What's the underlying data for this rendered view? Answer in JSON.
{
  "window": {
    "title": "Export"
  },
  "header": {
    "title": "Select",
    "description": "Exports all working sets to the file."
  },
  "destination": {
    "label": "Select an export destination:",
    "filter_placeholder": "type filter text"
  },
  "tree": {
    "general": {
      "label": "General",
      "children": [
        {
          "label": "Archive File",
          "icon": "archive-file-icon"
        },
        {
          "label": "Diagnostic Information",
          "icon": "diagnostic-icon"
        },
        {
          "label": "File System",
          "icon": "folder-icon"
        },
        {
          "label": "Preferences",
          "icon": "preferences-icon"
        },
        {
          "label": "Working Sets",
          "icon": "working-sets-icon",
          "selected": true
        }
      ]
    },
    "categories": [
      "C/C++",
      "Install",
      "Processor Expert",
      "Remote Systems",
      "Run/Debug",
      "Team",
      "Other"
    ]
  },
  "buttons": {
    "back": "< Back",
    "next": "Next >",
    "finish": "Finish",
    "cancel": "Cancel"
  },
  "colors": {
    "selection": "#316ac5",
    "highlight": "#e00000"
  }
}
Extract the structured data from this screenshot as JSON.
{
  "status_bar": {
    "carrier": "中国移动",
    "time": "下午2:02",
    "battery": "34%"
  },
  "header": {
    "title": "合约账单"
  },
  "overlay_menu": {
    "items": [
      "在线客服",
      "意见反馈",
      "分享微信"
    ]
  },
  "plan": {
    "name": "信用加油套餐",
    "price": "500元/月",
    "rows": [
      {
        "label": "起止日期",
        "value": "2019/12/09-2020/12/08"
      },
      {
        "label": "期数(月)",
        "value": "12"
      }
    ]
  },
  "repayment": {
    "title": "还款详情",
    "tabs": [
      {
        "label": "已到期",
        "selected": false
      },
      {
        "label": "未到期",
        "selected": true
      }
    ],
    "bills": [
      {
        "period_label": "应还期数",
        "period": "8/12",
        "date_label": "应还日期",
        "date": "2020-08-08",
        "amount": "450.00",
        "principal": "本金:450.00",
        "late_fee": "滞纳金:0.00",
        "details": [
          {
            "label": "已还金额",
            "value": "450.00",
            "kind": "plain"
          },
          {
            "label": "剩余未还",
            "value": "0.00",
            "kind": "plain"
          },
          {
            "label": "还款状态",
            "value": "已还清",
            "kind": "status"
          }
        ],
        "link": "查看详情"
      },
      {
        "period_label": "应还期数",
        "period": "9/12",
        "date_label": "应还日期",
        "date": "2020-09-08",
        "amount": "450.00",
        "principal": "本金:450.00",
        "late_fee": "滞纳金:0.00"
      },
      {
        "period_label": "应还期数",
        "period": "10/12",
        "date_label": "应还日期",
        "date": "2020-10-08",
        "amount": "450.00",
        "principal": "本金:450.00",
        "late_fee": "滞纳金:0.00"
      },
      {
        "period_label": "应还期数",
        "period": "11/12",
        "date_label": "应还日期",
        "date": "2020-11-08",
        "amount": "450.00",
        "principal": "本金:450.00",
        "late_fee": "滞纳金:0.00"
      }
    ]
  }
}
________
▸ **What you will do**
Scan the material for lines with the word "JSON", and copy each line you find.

▸ **Response**
What's the underlying data for this rendered view? Answer in JSON.
Extract the structured data from this screenshot as JSON.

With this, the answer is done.